Keys help Litho to set a unique identity on a component that represents a node in the component tree. Litho uses keys to keep track of component identity between layout changes and correctly identify a component as the target of a state update.

Based on its type and the key of its parent, Litho automatically sets a key on each component. However, there are situations when there may be a need to add, remove or rearrange components in the UI, or conditionally add certain components.

This page explains how keys are autogenerated by Litho and why sometimes it's necessary to provide manual keys when they can't be autogenerated.

As long as a component is rendered in the same node in the component tree (see the images, below), it will be assigned the same key. If that node changes position (for example, it's moved to a different parent or it changes position because other sibling nodes are removed or inserted), its key is not guaranteed to be same between UI updates.

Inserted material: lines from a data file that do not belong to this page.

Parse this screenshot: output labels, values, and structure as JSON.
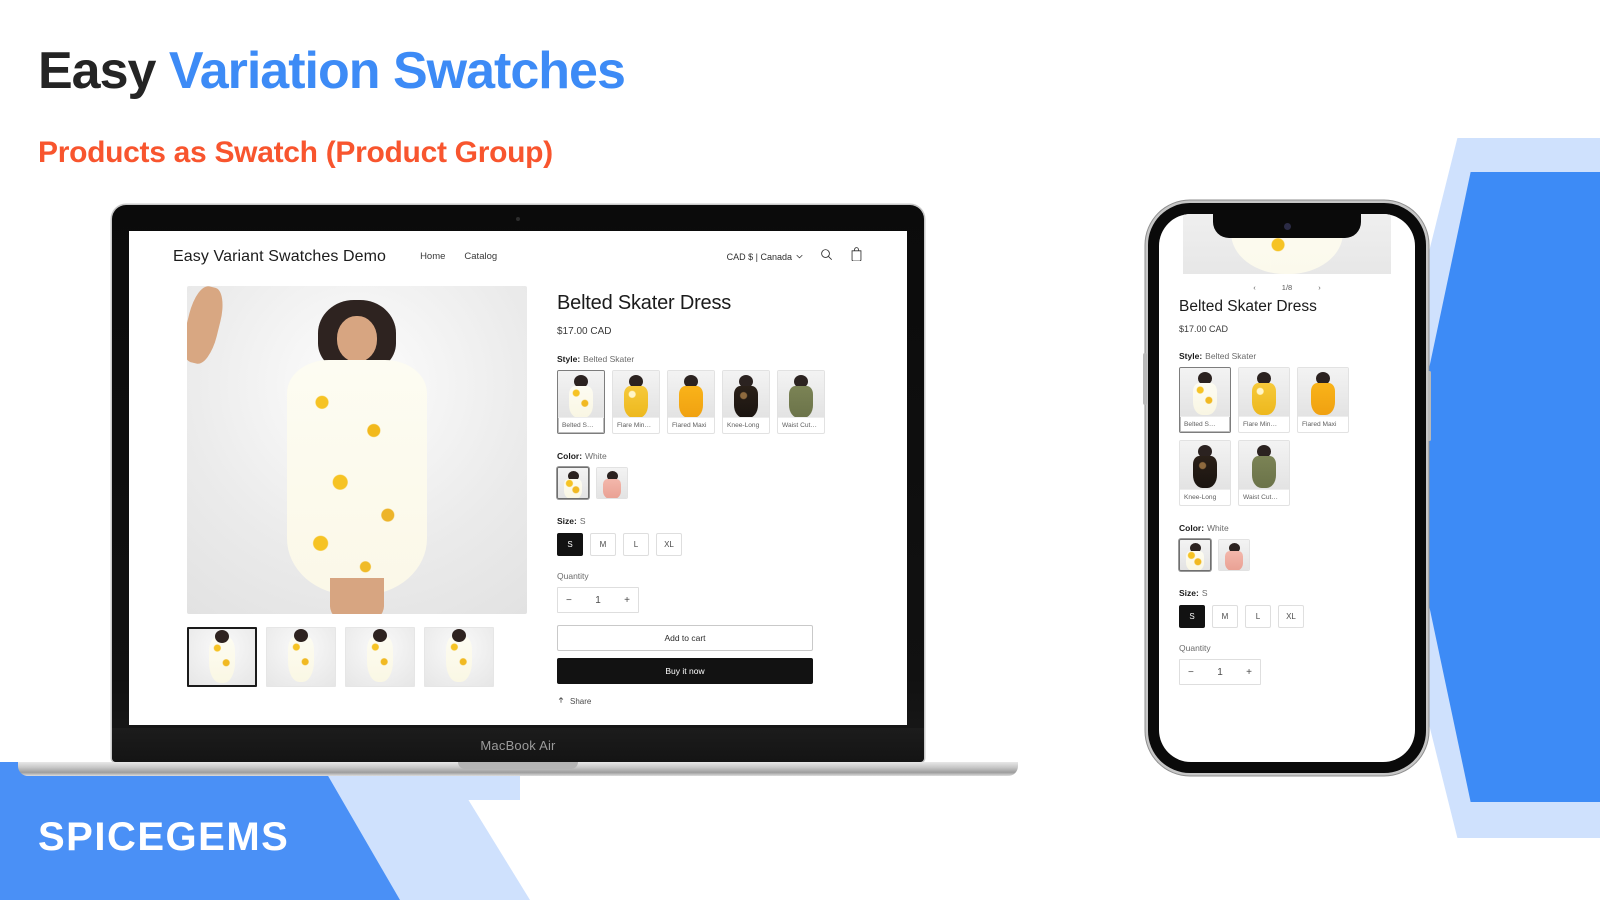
{
  "heading": {
    "title_part1": "Easy ",
    "title_part2": "Variation Swatches",
    "subtitle": "Products as Swatch (Product Group)"
  },
  "brand": {
    "name": "SPICEGEMS"
  },
  "colors": {
    "accent_blue": "#3d8bf6",
    "accent_orange": "#f8552e",
    "title_dark": "#242424",
    "light_blue": "#cfe1fd",
    "button_black": "#121212"
  },
  "laptop": {
    "model_label": "MacBook Air"
  },
  "store": {
    "logo": "Easy Variant Swatches Demo",
    "nav": [
      {
        "label": "Home"
      },
      {
        "label": "Catalog"
      }
    ],
    "currency_selector": "CAD $ | Canada",
    "icons": {
      "chevron": "chevron-down-icon",
      "search": "search-icon",
      "cart": "cart-icon"
    }
  },
  "product": {
    "title": "Belted Skater Dress",
    "price": "$17.00 CAD",
    "style": {
      "label": "Style:",
      "value": "Belted Skater",
      "options": [
        {
          "caption": "Belted S…",
          "selected": true,
          "swatch": "b-white"
        },
        {
          "caption": "Flare Min…",
          "selected": false,
          "swatch": "b-yellow"
        },
        {
          "caption": "Flared Maxi",
          "selected": false,
          "swatch": "b-orange"
        },
        {
          "caption": "Knee-Long",
          "selected": false,
          "swatch": "b-black"
        },
        {
          "caption": "Waist Cut…",
          "selected": false,
          "swatch": "b-olive"
        }
      ]
    },
    "color": {
      "label": "Color:",
      "value": "White",
      "options": [
        {
          "name": "White",
          "selected": true,
          "swatch": "b-white"
        },
        {
          "name": "Pink",
          "selected": false,
          "swatch": "b-pink"
        }
      ]
    },
    "size": {
      "label": "Size:",
      "value": "S",
      "options": [
        {
          "label": "S",
          "selected": true
        },
        {
          "label": "M",
          "selected": false
        },
        {
          "label": "L",
          "selected": false
        },
        {
          "label": "XL",
          "selected": false
        }
      ]
    },
    "quantity": {
      "label": "Quantity",
      "value": "1",
      "minus": "−",
      "plus": "+"
    },
    "actions": {
      "add_to_cart": "Add to cart",
      "buy_it_now": "Buy it now",
      "share": "Share"
    },
    "gallery": {
      "thumbs": [
        {
          "selected": true
        },
        {
          "selected": false
        },
        {
          "selected": false
        },
        {
          "selected": false
        }
      ]
    }
  },
  "mobile": {
    "carousel": {
      "prev": "‹",
      "counter": "1/8",
      "next": "›"
    }
  }
}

This is an important consideration because Litho uses the key to determine which component to update when calling a state update and to correctly identify this component when traversing the tree and setting the new state value.

Automatically assigned keys​

Litho generates component keys based on their type and position relative to the parent, as shown in the folowing Component Tree.

Tree example

The key of a component is a concatenation of the following:

  • Parent's key - when the component is a child.
  • Component's key - determined by its type.
  • Deduplication ID - the position of this component between the other sibling components of the same type.

To reduce the chance of accidental key collision, there are other separators that are included in the key calculation but, for simplification, they are not included in this example.

The following diagram shows the same Component Tree with added keys.

Tree example

Whenever a key collision is detected in a ComponentTree, which can happen when a parent component created multiple children components of the same type, Litho assigns a unique key to those siblings depending on their order. This means that the keys that are autogenerated are not stable if a component moves its position.

The following diagram shows the Component Tree with the first Row Component removed. Tree example

After the update, the second Row component in the initial tree is now the first child of type Row, so its key will change!

Litho was mapping this Row's state to its initial key, so all its state values will be reset after the update. Of greater consequence is that the state for that key will be associated with the next Row component, which is being assigned that key! You can imagine how this can lead to undesirable UI bugs.

Litho key autogeneration is best-effort, but cannot be fully determinist with a runtime implementation.

Assigning manual keys​

For dynamic UI hierarchies where components can change position, manual keys that are stable between UI updates must be assigned to components. The manual key will always take precedence over the autogenerated one.

In the Kotlin API, a manual key can be set via the built-in global `key()` method:
return Column(
style =
Style.onVisible {
if (!logOnce.value) {
// do some logging
logOnce.value = true
}) { // end_use_ref
if (isFirstCounterEnabled.value) {
key("first_row") {
Row {
text = "X",
textSize = 30.dp,
style =
Style.margin(all = 30.dp).onClick {

Setting manual keys is also a nifty way to force a component's state value to be initialised again based on the value of certain props for example, if the manual key is a function of those props.